Design should be based on economics and blast performance, not an arbitrary range of weight of explosive per volume of rock
by anthony konya and dr. calvin j. konya

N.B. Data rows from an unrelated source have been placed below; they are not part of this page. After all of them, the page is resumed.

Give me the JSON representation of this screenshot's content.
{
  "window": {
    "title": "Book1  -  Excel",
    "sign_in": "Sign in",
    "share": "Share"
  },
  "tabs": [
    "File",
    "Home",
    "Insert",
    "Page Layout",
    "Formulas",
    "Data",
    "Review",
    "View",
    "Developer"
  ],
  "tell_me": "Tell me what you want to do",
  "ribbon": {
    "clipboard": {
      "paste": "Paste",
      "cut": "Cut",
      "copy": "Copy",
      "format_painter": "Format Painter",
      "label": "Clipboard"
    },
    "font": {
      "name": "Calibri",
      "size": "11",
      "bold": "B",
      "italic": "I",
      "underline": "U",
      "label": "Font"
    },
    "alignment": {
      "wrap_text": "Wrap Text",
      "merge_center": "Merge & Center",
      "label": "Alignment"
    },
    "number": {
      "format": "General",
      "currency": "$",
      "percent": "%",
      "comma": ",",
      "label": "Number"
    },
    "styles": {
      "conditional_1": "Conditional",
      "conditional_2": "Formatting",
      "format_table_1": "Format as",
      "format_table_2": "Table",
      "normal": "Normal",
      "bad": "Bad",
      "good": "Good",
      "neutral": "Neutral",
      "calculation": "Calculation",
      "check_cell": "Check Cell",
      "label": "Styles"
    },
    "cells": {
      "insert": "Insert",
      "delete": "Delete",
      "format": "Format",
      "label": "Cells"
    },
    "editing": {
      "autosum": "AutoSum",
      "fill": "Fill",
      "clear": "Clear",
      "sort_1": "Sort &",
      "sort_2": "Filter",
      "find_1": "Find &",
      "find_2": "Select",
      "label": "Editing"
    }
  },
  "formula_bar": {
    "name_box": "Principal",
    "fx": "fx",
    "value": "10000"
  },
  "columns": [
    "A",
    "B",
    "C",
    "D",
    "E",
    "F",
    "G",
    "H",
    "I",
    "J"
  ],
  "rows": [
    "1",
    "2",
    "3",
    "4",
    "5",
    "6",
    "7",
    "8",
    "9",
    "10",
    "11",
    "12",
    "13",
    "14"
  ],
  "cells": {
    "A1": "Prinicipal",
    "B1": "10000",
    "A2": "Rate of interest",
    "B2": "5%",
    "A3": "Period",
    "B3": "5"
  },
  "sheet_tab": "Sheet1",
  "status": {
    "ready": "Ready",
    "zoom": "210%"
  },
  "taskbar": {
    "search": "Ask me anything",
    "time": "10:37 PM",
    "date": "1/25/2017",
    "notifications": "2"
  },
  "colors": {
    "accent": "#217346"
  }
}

When explosives were first used in 1627, blasters and engineers began looking at methods to better design blasts for their specific environment. At this time, there was little understanding about the various effects of explosives, and a majority of the blasting conducted at this time was the duplication of patterns that were working in other mines with minor modifications, which were supplied throughout the underground mines of Hungary by the ministerial councilor and the engineer who developed the blasting, Caspar Weindl. Eventually the Hungarians began implementing new means to control the blast, such as drilling machines in 1683 to drill deeper and faster, stemming in 1685 to confine the gas pressure to advance farther per blast, and paper cartridges to package the black powder in 1689.